▶ [PROBLEM TO WORK ON] If a line includes "hash", copy it out of the entries.

(Records from a collection)
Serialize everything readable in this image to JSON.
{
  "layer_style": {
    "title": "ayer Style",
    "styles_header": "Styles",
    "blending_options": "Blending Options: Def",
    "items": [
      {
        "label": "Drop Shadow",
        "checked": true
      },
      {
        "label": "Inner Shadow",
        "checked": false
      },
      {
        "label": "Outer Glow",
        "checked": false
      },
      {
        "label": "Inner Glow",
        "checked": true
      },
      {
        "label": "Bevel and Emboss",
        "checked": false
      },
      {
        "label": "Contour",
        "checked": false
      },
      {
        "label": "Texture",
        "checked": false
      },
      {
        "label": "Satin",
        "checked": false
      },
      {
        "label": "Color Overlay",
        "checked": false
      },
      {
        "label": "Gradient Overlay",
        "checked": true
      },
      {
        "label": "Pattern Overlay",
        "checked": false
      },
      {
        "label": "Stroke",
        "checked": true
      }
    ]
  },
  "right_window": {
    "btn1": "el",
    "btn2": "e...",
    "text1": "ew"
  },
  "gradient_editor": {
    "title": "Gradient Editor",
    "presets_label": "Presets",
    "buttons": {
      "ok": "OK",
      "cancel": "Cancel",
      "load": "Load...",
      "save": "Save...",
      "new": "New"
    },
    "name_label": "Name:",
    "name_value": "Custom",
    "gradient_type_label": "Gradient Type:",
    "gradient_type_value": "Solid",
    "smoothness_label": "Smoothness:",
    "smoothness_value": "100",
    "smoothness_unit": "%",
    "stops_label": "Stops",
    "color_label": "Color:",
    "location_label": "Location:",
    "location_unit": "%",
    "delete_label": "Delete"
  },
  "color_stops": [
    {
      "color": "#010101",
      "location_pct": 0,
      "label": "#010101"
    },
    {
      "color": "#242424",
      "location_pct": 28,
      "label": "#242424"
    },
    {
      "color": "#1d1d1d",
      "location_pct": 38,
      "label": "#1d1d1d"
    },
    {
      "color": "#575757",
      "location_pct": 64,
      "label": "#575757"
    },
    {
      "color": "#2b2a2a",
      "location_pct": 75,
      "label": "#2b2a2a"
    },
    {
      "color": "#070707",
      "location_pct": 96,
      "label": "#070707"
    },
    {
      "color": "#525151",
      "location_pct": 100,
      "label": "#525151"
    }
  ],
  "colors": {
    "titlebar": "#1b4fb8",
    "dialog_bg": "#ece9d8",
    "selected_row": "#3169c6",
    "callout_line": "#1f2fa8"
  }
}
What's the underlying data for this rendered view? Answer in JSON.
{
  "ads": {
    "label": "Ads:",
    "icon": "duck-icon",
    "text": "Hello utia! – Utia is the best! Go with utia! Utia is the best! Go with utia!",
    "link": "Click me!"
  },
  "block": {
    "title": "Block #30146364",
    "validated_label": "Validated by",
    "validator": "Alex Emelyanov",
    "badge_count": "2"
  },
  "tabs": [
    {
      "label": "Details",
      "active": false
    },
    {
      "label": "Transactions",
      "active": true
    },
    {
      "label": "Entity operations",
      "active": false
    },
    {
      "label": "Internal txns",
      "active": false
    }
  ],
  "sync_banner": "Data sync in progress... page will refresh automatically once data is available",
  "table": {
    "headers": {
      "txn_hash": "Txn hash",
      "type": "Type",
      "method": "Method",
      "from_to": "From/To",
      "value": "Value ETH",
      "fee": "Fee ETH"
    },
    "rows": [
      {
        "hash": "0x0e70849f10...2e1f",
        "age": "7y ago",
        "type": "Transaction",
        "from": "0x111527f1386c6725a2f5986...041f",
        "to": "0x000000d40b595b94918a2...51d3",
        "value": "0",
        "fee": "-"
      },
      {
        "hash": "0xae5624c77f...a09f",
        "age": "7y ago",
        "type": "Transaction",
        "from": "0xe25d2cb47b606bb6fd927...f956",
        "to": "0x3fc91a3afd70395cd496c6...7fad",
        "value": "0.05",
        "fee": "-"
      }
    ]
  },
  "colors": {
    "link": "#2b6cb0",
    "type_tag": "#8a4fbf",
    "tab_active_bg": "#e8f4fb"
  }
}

▶ [RESPONSE AREA]
      "txn_hash": "Txn hash",
        "hash": "0x0e70849f10...2e1f",
        "hash": "0xae5624c77f...a09f",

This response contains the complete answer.